On top of the steeple of St Mary-le-Bow in Cheapside sits a flying dragon. It is a weather vane, over six feet long and is believed to be the original from the 17th century. St Mary-Le-Bow is one of the City’s most important churches and to be a true cockney you needed to be born within the sound of its bells!
In fact she is described as a Maiden – the Mercers Maiden. You will find her, in various forms, on buildings owned by the Mercers Company. The Mercers are a livery company and ranked number 1 among the livery companies of the City of London. They own lots of property all over London so look on the buildings and when you see a Mercers Maiden you’ll know what it is!
To find out more about livery companies come on our City highlights tour.
A rare statue of Mary Queen of Scots can be found in Fleet Street. Join us on our Fleet Street walk to find out more
St Brides Fleet Street is possibly London’s oldest site of worship, with Roman and Saxon origins. The first stone structure was in the 6th century on the site of an earlier Roman graveyard and buildings and was dedicated to St Bridgid, hence St Brides, an important Irish saint from Kildare who died in 525 AD. There were several rebuilds after that but it was destroyed in the great fire. Rebuilt to Wren’s design, and said to be his most expensive parish church, it was finished in the 1670’s although the famous steeple was only finished in 1703 and is Wrens highest. Gutted in the blitz, like so many on the evening of the 29th December 1940, it reopened in 1957. It’s thought this is the 7th structure on the site.
It became an important church. It lay between Westminster and the city of London and was a notable stopping off place. King John held both a court there in 1205 and a parliament in 1210. Many notable clergy were attracted to the area around St Brides and in 1501 Wynken de Worde set up England’s first moveable type printing press in St Brides’ churchyard.
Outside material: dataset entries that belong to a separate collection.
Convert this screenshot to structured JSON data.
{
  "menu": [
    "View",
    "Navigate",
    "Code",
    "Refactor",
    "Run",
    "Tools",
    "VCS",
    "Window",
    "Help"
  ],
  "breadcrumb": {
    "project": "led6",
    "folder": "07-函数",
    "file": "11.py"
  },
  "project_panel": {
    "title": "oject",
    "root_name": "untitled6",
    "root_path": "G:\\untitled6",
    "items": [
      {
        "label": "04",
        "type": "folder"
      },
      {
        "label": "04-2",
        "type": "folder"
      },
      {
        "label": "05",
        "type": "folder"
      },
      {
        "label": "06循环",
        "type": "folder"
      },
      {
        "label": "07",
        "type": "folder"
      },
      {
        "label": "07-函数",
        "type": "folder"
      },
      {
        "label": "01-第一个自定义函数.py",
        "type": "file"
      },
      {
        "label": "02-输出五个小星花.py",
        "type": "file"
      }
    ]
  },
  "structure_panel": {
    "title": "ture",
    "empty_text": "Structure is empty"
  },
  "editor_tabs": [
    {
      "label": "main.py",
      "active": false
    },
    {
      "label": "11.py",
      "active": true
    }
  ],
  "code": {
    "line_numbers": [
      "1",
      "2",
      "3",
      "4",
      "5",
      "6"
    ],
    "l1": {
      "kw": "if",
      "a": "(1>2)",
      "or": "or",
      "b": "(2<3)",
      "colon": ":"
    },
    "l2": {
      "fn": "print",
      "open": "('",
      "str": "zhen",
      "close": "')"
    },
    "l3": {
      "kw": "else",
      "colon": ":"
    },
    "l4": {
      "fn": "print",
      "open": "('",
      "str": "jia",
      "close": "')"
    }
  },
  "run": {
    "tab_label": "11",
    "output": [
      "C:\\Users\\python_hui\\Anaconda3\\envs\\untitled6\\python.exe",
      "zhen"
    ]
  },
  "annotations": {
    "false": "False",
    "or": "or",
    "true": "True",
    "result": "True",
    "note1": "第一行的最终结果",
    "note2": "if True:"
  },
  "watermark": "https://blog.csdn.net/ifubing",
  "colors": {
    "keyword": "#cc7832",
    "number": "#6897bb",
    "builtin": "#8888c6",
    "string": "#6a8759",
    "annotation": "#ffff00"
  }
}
After all if you want to sell books then being amongst folk that can read is a good start and the clergy were usually literate. He was successful and soon the area attracted poets, playwrights and the great and the good who all wanted to be associated with St Brides
But the last word must go to William Rich. Apprentice baker in Ludgate he fell in love with his masters’ daughter and they were to get married. He wanted to bake a special cake for their wedding but lacked inspiration. Then one day he gazed up at St Bride’s steeple with its diminishing octagonal stages and thought that he could create a cake like that, and the wedding cake was born.
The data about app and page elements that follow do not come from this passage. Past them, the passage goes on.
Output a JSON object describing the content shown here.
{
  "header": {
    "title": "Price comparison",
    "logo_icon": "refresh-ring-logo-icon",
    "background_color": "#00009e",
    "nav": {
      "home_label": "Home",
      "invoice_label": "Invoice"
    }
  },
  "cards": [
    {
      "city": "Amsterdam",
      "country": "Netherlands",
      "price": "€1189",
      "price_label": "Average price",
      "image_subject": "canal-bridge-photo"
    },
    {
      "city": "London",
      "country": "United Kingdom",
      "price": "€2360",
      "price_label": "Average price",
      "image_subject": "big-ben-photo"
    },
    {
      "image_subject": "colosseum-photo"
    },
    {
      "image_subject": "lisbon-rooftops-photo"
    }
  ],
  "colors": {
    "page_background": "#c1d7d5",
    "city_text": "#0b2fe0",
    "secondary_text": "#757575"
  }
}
To find out more about St Brides and Fleet Street, book a Fleet Street Guided Walk
In fact a statue above the West entrance to St Bartholomew’s hospital. The hospital was founded in the 12th century by Rahere as part of a priory. It was given a reprieve by Henry viii in 1546 after the priory was dissolved. Hence the statue of Henry, believed to be the only outdoor statue of him in London. Find out more about Rahere and the priory on our Smithfield walk.
Once a whole church this is all that remains of the church of St Alban in Wood Street. The rest fell victim to the bombs of the second world war. It had already been rebuilt once after being destroyed in the great fire of 1666. It was rebuilt by Christopher Wren only to meet a similar fate.To find out more come on our City Highlights tour.